This debut album promises/threatens "a gallery of grotesquery" that combines ordinary tales of madness with surreal flights of fantasy.
The brains and brawn behind the band come from Natalie Sharp who was born in Cumbria but now plies her trade in London.
Sharp's elaborate costumes and eccentric body art has already given her theatrical live appearances a certain notoriety. One show was witnessed at Brudenell Social Club in Leeds by W&H's very own Chris Nosnibor and he described it as a "fucked up spectacle that will likely scar the audience for life".
Transferring such confrontational performance art to disc is a thankless task but her debut album manages to sound mad, manic and, above all, great fun.
The cover image of a painted mannequin head being force fed synthetic whipped cream is a pretty good visual representation of the sound.

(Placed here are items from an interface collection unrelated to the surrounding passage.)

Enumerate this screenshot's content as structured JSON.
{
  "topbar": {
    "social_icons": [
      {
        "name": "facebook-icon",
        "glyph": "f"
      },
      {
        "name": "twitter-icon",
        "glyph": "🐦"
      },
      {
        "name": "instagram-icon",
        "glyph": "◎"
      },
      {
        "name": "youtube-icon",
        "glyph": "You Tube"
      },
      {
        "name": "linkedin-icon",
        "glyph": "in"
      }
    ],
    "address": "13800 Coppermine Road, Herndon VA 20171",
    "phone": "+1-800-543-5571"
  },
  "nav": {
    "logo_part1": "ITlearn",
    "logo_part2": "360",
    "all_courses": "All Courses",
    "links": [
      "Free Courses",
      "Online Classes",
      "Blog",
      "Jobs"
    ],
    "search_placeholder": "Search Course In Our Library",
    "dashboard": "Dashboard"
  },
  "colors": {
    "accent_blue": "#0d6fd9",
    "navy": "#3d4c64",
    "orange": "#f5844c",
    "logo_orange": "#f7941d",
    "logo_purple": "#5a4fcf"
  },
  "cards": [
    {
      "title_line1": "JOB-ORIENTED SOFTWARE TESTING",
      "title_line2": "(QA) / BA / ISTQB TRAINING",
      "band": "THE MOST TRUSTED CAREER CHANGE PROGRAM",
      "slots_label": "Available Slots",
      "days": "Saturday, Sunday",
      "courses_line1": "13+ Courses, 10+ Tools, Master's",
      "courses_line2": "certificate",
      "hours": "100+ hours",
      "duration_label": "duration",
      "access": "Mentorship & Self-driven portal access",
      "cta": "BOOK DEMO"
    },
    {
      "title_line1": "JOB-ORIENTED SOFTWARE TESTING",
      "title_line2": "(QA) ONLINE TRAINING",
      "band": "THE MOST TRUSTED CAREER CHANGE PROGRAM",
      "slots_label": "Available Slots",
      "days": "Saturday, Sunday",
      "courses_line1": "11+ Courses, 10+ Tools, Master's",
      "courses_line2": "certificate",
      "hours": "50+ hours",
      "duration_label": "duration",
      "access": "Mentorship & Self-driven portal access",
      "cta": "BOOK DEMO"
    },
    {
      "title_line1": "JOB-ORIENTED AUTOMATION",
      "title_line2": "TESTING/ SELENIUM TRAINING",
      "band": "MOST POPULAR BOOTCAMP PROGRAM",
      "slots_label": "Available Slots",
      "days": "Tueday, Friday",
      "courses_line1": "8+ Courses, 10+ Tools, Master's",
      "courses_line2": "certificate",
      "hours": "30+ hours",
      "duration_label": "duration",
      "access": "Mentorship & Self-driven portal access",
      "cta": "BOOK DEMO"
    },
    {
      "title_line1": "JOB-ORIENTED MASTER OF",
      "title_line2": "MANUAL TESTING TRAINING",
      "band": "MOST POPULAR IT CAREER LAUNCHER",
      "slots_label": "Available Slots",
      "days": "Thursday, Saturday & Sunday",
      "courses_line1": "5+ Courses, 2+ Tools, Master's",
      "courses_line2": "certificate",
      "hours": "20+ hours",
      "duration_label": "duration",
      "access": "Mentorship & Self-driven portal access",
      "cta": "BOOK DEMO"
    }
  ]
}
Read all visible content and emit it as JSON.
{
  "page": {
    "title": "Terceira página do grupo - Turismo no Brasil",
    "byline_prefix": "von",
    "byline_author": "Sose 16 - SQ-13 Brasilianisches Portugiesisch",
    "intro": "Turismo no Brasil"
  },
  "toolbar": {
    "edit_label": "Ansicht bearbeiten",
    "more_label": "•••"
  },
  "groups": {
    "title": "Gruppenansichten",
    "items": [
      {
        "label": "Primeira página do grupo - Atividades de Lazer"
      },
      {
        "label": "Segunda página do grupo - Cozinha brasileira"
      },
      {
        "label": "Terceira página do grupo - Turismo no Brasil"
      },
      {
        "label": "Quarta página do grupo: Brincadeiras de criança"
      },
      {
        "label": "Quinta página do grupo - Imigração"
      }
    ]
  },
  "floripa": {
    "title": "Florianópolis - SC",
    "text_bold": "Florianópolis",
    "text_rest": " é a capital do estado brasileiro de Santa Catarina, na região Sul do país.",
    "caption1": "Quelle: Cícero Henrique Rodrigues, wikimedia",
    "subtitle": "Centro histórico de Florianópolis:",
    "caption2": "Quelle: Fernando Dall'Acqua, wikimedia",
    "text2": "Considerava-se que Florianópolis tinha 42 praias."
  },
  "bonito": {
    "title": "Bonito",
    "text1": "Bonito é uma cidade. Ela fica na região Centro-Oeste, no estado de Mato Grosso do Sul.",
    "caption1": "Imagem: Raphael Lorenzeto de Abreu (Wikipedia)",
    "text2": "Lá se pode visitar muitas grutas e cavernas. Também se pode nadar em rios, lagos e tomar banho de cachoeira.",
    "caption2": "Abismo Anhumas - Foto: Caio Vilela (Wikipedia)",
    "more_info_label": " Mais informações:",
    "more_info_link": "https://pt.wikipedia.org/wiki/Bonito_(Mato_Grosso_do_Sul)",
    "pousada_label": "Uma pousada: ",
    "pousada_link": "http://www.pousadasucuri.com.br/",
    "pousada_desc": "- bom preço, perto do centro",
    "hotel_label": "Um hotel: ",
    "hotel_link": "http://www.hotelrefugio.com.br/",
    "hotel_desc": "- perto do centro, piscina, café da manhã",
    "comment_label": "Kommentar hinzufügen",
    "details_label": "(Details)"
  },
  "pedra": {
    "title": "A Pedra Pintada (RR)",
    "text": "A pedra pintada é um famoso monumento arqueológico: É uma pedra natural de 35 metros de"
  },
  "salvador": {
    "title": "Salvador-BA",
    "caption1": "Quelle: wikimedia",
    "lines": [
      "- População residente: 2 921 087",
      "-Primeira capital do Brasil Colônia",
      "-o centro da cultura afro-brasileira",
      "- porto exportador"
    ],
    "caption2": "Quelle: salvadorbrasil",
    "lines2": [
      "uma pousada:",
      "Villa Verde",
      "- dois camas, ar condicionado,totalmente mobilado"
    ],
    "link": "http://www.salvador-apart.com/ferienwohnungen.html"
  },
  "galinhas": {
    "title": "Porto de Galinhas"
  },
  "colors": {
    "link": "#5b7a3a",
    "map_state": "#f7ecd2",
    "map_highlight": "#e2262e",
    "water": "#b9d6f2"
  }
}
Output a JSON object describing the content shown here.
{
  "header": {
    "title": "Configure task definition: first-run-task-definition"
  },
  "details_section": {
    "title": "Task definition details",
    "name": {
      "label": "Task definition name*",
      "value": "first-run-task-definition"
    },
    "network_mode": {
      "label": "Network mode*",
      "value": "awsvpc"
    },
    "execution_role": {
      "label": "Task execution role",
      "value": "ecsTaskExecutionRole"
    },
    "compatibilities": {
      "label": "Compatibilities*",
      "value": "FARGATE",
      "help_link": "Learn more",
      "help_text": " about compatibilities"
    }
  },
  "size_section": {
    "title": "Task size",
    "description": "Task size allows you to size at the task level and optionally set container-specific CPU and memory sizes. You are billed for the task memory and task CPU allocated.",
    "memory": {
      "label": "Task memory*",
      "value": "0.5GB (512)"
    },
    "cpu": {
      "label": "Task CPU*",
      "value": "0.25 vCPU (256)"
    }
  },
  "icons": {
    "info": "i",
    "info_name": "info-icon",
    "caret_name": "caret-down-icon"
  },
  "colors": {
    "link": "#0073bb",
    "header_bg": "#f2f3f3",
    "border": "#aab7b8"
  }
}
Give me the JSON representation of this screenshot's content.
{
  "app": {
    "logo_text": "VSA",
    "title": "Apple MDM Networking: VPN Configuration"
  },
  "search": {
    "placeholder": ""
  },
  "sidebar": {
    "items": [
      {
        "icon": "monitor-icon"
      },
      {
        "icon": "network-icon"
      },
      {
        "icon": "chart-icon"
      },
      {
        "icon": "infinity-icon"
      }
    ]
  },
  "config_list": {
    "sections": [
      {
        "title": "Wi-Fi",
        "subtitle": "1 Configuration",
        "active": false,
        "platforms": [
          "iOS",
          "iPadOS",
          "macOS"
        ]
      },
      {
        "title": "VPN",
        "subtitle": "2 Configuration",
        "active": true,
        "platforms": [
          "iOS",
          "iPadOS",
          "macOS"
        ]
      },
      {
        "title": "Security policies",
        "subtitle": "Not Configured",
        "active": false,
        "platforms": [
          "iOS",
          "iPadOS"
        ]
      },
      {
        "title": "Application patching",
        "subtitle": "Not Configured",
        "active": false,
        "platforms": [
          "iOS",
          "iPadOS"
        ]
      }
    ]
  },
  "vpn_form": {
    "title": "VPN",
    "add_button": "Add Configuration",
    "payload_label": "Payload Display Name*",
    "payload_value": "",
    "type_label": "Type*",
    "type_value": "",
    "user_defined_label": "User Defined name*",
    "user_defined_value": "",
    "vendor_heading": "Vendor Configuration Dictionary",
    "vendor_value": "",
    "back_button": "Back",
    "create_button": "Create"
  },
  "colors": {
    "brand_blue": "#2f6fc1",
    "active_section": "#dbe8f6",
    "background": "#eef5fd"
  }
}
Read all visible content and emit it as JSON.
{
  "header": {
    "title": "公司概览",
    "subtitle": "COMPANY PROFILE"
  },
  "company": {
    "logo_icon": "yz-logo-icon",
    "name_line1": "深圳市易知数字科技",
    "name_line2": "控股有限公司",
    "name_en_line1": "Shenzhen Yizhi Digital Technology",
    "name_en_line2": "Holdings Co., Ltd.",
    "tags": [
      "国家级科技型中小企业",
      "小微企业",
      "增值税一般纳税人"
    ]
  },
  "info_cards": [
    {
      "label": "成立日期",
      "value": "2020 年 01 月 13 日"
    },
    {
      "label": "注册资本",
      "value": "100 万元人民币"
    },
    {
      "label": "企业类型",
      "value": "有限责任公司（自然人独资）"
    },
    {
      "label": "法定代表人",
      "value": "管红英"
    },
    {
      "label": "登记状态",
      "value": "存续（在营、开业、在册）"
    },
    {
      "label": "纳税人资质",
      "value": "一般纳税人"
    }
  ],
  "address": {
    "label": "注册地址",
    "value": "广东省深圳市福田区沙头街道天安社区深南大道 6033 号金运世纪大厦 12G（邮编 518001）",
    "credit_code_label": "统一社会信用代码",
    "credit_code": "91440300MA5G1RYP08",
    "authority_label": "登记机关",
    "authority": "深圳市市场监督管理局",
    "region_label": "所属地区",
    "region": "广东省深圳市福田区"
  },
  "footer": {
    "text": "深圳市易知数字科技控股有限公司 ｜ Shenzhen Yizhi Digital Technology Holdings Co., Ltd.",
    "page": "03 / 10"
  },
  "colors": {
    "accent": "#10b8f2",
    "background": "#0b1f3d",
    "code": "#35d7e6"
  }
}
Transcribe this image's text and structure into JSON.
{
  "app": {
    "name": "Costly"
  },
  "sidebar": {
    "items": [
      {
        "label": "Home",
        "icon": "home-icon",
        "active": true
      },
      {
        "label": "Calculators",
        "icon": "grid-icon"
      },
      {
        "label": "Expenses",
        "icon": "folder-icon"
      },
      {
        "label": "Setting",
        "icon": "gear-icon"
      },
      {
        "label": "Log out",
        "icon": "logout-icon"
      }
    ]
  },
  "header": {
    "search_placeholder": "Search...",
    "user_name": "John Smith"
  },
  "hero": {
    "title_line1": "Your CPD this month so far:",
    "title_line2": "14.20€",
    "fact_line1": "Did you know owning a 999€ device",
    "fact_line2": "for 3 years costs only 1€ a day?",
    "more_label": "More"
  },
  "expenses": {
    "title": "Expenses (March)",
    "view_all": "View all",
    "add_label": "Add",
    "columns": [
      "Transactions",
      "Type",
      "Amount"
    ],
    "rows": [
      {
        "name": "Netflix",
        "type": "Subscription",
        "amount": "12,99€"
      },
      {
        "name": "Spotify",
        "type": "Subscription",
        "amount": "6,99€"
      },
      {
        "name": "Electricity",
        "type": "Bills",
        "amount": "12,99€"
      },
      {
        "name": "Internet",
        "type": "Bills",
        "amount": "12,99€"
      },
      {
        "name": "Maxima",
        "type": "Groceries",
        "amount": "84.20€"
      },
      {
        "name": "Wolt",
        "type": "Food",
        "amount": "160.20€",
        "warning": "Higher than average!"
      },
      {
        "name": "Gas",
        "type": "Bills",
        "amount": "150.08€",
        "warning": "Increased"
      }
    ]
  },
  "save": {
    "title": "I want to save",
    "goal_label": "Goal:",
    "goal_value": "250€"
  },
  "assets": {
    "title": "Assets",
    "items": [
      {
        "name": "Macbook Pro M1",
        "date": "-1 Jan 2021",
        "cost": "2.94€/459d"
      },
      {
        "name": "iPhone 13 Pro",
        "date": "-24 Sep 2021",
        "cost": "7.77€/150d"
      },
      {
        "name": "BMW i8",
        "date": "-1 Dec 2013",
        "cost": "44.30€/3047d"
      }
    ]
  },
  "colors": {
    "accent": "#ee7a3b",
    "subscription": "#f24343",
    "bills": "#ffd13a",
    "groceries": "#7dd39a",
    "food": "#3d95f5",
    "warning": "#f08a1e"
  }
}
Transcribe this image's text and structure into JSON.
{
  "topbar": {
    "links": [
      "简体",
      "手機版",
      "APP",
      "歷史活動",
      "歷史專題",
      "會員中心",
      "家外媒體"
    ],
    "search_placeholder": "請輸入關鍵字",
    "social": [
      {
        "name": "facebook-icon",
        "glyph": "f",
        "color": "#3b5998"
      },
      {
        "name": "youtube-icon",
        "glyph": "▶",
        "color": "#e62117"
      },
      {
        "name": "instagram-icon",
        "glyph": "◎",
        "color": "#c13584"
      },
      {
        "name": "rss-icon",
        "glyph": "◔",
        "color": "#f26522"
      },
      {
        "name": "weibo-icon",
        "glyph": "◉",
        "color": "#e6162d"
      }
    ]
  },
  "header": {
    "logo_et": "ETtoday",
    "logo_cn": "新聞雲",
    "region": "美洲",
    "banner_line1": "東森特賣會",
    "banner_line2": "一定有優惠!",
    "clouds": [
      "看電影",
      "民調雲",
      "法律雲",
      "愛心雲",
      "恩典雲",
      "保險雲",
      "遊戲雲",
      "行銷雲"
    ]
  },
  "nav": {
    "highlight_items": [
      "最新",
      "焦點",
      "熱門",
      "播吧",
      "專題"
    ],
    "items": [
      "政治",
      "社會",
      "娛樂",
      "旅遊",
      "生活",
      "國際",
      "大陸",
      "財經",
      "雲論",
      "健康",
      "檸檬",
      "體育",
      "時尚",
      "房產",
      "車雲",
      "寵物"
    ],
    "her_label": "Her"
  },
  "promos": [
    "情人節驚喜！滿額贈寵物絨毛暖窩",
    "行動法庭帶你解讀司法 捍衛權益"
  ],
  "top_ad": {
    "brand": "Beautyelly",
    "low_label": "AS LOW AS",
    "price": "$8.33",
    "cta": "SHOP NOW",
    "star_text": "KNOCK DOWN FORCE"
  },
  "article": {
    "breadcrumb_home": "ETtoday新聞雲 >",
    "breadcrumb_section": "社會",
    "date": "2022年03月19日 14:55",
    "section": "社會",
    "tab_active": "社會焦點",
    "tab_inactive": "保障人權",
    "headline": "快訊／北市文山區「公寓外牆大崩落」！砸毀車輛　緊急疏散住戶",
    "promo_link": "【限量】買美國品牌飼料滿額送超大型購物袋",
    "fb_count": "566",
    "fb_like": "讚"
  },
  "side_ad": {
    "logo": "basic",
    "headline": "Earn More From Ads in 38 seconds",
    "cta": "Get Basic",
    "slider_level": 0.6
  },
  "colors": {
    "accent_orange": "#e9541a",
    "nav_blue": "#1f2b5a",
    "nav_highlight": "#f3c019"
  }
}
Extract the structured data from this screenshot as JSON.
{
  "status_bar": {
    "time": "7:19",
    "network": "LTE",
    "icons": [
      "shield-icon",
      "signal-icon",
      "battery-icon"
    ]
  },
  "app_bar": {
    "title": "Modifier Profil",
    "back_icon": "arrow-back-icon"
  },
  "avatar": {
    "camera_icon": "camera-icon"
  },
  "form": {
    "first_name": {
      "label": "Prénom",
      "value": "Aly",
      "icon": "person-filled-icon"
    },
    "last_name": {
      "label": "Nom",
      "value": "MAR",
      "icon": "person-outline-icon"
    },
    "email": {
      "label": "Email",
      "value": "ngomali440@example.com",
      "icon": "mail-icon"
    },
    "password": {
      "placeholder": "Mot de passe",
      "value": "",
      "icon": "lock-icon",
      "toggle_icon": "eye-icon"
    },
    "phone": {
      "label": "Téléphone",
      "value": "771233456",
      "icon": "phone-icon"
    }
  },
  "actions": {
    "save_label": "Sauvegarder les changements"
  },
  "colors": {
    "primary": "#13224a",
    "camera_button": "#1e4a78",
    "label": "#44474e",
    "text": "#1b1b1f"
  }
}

Assisted by Philip Winter ("brute n bass") and Will Kwerk ("knob twiddling"), the analogue synths, crisp guitar riffs and pulsing drum beats mean that it is all highly mannered and manufactured yet also deliberately raw and unsophisticated.
The band's fetishistic elements can be gleaned from the list of interests on their Facebook page: "cream, slime, glue, frolicking and vibrating".
With vocals pitched somewhere Siouxsie Sioux and Lene Lovich the post punk details are also easy to identify.
The first two tracks - Home and Knicker Elastic - are excellent attention grabbers and, while the momentum established by these frenzied tunes is not always maintained, the rest is still highly entertaining.
The spoken word intro on Cornflakes is a welcome break from the plastic pop formula and the closing track : Hammered In Homebase is an arresting slice of dub disco that brings to mind The Slits.
It provides a fitting finale to this singular celebration of DIY indie-pop culture.